Human Immunodeficiency Virus (HIV)
- 18 Feb 2022
- 6 min read
Why in News?
Recently, a US patient with leukemia has become the first woman and the third person to date to be cured of HIV after receiving a stem cell transplant from a donor who was naturally resistant to the virus that causes Acquired ImmunoDeficiency Syndrome (AIDS).
- Leukemia is a blood cancer caused by a rise in the number of white blood cells in the body.
- AIDS is a set of symptoms or syndrome caused by HIV. But it is not necessary that a person infected with HIV will definitely develop AIDS.
What is Human Immunodeficiency Virus (HIV)?
- HIV attacks CD4, a type of White Blood Cell (T cells) in the body’s immune system.
- T cells are those cells that move around the body detecting anomalies and infections in cells.
- After entering the body, HIV multiplies itself and destroys CD4 cells, thus severely damaging the human immune system.
- Once this virus enters the body, it can never be removed.
- The CD4 count of a person infected with HIV reduces significantly. In a healthy body, CD4 count is between 500- 1600, but in an infected body, it can go as low as 200.
What is the Prevalence of HIV/AIDS in India?
- As per the India HIV Estimation 2019 report, the estimated adult (15 to 49 years) HIV prevalence trend has been declining in India since the epidemic’s peak in the year 2000 and has been stabilising in recent years.
- In 2019, HIV prevalence among adult males was estimated at 0.24% and among adult females at 0.20% of the population.
- There were 23.48 lakh Indians living with HIV in 2019. Maharashtra had the maximum numbers followed by Andhra Pradesh and Karnataka.
What are Stem Cells?
- Stem cells are special cells that can make copies of themselves and change into the many different kinds of cells that the body needs. They have two unique properties that enable them to do this:
- They can divide over and over again to produce new cells.
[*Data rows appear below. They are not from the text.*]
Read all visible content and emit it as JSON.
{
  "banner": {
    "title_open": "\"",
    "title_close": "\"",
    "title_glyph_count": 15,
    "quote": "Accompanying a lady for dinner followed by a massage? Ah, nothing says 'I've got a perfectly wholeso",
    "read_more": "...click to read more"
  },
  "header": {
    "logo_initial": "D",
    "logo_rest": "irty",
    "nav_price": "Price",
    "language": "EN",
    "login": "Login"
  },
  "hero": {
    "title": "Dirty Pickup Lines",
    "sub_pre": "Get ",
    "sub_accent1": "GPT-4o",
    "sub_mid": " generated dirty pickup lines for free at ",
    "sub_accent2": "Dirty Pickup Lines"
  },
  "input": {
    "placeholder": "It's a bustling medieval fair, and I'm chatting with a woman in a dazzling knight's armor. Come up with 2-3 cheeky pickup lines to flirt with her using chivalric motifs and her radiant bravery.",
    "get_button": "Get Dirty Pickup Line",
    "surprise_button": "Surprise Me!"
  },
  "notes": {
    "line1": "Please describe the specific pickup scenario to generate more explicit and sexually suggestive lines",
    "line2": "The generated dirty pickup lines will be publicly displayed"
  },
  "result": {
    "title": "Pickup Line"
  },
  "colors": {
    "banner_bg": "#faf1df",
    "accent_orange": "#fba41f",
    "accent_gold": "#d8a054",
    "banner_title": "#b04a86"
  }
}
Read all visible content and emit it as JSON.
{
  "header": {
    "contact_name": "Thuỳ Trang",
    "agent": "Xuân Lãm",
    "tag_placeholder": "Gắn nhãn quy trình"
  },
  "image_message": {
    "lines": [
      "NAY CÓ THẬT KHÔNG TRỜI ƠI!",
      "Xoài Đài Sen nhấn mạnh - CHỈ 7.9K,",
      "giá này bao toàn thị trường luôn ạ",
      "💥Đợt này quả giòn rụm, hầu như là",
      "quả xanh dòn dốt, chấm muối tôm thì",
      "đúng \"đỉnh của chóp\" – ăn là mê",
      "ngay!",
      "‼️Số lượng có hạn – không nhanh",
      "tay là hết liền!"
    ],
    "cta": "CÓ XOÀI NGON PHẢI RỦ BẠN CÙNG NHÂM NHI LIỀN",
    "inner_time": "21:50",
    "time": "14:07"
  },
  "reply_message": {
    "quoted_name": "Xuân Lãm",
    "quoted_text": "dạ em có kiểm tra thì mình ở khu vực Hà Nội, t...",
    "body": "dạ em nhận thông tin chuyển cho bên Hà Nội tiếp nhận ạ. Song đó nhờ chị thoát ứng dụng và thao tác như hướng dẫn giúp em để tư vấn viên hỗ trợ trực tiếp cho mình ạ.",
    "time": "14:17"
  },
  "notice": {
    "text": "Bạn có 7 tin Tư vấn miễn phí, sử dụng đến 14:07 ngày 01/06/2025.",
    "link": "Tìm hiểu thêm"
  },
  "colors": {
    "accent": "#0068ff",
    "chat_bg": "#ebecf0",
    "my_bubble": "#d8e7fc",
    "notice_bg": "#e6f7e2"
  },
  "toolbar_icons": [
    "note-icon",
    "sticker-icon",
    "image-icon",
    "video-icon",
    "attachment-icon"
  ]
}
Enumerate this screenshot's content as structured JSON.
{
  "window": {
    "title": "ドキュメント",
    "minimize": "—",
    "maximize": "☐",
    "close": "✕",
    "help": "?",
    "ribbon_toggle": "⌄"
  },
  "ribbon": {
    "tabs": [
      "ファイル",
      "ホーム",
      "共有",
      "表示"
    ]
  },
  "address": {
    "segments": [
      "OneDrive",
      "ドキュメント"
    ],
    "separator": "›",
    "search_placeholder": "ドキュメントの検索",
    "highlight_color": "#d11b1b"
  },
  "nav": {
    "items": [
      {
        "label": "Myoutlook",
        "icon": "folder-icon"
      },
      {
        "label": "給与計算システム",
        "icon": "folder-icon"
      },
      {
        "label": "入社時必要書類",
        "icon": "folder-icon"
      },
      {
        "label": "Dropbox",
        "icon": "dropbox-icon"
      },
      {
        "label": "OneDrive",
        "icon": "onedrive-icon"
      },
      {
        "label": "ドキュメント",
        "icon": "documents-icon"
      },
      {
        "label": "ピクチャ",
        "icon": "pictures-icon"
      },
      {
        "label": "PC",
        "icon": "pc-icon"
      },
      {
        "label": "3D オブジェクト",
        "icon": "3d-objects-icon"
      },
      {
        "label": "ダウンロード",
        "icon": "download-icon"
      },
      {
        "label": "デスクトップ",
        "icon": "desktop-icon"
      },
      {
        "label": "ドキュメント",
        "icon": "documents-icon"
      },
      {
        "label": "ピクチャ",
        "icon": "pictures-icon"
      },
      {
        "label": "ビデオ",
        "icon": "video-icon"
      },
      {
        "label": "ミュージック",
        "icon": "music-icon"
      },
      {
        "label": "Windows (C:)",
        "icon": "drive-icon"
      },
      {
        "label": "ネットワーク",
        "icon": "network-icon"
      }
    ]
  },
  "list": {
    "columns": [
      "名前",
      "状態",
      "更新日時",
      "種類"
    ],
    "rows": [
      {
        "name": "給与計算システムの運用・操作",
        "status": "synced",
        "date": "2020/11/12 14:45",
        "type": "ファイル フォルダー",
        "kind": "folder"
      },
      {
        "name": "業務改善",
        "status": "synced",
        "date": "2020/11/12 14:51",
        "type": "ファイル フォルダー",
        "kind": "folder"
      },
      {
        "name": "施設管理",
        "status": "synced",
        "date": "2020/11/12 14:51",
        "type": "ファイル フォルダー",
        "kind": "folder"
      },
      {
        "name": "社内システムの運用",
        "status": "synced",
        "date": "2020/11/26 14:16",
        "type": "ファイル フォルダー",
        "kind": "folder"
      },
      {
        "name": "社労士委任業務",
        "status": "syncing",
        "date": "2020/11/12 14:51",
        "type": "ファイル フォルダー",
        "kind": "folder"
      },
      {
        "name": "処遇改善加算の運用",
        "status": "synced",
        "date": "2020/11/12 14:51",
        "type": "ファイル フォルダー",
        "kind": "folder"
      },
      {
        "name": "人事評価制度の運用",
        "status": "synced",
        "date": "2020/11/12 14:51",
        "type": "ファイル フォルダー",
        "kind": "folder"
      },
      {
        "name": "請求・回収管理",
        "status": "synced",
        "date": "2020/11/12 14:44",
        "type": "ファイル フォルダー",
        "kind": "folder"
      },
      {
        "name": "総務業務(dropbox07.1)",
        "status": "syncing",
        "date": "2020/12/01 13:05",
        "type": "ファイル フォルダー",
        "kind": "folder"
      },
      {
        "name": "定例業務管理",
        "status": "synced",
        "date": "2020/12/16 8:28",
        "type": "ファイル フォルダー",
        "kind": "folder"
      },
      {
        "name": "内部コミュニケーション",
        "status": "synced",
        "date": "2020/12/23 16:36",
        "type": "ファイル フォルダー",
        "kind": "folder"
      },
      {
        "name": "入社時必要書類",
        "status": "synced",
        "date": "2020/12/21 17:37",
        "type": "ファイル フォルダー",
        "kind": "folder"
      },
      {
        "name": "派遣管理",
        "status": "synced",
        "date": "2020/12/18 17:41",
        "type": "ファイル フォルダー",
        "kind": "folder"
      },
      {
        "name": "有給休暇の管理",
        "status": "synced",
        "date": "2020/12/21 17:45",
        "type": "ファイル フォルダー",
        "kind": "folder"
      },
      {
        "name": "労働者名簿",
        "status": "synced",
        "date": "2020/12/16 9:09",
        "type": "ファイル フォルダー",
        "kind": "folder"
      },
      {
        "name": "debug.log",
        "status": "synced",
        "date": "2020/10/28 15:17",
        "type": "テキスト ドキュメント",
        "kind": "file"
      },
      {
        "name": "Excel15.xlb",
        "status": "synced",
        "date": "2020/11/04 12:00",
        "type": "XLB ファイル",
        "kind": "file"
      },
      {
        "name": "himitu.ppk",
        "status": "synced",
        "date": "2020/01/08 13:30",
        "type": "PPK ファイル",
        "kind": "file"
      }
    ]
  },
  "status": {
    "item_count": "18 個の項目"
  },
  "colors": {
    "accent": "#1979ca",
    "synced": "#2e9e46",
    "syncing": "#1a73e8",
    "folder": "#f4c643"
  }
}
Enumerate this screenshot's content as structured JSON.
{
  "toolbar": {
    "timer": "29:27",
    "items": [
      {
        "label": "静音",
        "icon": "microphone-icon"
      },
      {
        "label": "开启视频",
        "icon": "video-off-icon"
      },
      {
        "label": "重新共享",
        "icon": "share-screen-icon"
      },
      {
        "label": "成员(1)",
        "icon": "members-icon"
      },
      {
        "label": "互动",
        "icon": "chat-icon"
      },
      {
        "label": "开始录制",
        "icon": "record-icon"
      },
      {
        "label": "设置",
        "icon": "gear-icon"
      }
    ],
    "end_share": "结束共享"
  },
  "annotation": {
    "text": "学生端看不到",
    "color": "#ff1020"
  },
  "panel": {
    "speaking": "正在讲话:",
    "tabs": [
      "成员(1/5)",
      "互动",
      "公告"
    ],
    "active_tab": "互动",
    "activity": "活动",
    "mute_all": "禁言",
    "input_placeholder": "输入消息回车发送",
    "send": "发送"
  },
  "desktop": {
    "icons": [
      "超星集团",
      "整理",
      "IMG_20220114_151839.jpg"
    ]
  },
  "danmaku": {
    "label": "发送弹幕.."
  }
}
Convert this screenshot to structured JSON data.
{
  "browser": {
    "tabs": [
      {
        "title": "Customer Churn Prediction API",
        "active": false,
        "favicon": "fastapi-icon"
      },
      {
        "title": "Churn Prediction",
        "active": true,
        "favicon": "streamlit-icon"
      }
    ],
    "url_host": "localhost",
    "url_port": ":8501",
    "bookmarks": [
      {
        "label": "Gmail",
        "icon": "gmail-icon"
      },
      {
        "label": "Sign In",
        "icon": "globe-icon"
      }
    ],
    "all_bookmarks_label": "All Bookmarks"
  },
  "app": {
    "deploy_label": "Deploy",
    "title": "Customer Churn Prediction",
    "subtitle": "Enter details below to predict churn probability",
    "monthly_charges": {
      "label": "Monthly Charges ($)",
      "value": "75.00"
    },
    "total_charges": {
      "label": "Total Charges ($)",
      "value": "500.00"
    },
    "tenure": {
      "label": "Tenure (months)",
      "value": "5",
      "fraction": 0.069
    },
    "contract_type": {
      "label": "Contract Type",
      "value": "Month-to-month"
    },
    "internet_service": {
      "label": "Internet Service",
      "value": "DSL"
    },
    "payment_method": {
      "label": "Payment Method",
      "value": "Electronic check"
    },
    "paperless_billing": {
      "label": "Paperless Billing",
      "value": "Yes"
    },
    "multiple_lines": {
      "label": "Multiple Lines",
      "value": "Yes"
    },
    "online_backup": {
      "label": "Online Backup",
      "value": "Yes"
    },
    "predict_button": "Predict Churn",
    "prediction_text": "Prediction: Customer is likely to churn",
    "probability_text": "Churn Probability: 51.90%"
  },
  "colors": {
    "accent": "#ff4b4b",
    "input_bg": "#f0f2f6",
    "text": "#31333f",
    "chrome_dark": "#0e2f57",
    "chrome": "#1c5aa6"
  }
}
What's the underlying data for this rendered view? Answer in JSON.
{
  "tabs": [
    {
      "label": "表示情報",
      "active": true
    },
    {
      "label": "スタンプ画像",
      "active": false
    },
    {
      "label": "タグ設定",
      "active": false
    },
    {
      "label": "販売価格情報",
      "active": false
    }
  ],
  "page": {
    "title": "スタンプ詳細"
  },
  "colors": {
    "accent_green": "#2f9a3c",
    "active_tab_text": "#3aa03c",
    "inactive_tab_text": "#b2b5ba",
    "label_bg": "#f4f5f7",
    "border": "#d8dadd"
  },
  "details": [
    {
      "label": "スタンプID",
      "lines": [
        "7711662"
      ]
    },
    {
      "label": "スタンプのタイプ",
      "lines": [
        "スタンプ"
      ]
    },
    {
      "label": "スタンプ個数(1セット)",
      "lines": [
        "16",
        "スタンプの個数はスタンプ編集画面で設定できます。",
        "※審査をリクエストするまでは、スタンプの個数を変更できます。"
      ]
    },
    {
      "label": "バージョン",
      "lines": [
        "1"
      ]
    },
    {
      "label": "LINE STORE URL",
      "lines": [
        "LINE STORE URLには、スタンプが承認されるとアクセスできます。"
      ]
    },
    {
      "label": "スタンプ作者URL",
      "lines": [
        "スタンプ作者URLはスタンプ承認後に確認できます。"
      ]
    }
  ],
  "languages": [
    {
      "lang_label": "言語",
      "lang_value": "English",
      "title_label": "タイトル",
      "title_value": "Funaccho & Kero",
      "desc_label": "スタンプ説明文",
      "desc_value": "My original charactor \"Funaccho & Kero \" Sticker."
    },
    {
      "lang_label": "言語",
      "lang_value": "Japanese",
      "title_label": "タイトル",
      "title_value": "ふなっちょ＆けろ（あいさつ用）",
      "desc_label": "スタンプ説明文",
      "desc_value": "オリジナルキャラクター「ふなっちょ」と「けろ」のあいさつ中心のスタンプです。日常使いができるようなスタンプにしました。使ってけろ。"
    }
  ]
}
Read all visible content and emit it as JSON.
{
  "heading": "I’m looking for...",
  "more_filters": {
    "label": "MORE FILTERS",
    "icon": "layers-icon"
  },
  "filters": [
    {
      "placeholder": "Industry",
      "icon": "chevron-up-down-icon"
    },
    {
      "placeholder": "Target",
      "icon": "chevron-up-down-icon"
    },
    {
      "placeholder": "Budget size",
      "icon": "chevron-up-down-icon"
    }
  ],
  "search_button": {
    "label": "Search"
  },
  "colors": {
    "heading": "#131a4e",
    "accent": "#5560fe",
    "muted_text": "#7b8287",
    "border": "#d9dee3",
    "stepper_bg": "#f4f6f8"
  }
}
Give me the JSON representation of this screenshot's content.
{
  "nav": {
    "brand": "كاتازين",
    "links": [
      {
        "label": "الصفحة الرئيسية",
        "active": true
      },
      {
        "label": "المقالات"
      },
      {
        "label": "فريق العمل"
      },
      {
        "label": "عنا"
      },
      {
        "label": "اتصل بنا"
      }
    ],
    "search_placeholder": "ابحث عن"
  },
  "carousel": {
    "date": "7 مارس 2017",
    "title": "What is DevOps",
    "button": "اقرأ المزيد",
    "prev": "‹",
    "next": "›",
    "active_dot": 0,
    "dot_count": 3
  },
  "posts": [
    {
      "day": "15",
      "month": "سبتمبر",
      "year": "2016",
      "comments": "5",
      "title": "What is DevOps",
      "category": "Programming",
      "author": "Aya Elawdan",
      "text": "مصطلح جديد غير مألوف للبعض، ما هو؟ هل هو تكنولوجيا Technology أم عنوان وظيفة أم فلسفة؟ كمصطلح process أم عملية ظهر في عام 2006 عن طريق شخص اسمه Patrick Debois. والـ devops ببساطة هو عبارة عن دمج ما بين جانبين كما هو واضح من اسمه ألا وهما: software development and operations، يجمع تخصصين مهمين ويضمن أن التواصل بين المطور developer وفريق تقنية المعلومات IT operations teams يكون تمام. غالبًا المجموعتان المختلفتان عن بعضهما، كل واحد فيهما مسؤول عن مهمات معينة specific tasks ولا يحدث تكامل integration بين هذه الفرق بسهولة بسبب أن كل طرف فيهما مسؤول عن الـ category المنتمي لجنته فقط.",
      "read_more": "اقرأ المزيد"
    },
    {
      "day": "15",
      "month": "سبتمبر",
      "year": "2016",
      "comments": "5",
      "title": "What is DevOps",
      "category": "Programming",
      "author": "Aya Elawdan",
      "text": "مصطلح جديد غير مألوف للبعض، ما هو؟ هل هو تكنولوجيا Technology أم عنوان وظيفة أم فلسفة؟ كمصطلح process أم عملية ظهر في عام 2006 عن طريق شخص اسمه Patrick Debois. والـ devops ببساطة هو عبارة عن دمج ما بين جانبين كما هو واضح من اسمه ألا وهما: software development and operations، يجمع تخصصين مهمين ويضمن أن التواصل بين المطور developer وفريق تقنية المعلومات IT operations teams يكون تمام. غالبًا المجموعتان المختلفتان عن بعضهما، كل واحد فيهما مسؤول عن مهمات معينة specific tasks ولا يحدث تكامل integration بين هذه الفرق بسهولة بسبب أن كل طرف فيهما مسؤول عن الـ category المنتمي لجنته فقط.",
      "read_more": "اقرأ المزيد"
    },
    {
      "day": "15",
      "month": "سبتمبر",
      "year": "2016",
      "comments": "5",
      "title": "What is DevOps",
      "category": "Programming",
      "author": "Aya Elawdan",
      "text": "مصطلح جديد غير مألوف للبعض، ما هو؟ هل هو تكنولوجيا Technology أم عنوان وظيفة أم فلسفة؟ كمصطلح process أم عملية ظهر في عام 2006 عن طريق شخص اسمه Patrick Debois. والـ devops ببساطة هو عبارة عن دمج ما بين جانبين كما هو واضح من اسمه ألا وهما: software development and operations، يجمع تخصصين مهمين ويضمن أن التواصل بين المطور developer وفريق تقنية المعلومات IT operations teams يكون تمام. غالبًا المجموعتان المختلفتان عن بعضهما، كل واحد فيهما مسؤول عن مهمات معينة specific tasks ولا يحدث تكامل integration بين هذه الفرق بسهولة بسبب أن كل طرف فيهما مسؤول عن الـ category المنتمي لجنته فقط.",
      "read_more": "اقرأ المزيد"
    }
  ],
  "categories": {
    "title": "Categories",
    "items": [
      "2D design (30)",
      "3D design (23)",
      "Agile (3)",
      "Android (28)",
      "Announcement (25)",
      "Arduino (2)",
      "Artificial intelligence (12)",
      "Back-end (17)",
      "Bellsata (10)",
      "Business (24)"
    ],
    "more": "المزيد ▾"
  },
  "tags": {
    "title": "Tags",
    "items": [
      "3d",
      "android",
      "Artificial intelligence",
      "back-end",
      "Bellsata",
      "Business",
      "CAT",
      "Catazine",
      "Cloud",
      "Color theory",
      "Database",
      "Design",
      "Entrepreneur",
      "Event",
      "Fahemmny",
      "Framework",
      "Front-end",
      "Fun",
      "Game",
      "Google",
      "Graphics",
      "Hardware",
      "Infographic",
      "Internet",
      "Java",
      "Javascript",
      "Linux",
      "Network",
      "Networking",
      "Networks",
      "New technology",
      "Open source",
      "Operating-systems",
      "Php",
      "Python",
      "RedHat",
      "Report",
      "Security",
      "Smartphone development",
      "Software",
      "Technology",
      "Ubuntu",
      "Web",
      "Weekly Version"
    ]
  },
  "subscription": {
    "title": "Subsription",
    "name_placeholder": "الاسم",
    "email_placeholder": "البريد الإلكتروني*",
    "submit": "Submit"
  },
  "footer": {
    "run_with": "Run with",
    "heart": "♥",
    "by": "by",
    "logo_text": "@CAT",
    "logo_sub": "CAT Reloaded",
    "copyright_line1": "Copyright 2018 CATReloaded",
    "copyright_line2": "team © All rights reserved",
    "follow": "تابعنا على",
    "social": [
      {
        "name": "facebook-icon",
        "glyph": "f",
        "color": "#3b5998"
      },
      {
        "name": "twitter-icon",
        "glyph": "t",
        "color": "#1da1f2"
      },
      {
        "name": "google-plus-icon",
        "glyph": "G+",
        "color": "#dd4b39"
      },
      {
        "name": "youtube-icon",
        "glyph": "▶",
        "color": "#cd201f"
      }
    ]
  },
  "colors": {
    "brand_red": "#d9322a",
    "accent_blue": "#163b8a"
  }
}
- As they divide, they can change into the other types of cell that make up the body.
- There are several kinds of stem cells and they are found in different parts of the body at different times.
- Cancer and cancer treatment can damage the hematopoietic stem cells. Hematopoietic stem cells are stem cells that turn into blood cells.
Why are Stem Cells useful?
- Research: It helps in understanding the basic biology of how living things work and what happens in different types of cell during disease.
- Therapy – In replacing lost or damaged cells that the bodies can’t replace naturally.
What are the Three Main Types of Stem Cell?
- Embryonic Stem Cells:
- They supply new cells for an embryo as it grows and develops into a baby.
- These stem cells are said to be pluripotent, which means they can change into any cell in the body.
- Adult Stem Cells:
- They supply new cells as an organism grows and to replace cells that get damaged.
- Adult stem cells are said to be multipotent, which means they can only change into some cells in the body, not any cell, for example:
- Blood (or 'haematopoietic') stem cells can only replace the various types of cells in the blood.
- Induced Pluripotent Stem Cells:
- ‘Induced’ means that they are made in the lab by taking normal adult cells, like skin or blood cells, and reprogramming them to become stem cells.
- Just like embryonic stem cells, they are pluripotent so they can develop into any cell type.
What is Stem Cells Transplant?
- A bone marrow transplant is a medical treatment that replaces one’s bone marrow with healthy cells. The replacement cells can either come from the person’s own body or from a donor.
- A bone marrow transplant is also called a stem cell transplant or, more specifically, a hematopoietic stem cell transplant.
- Transplantation can be used to treat certain types of cancer, such as leukemia, myeloma, and lymphoma, and other blood and immune system diseases that affect the bone marrow.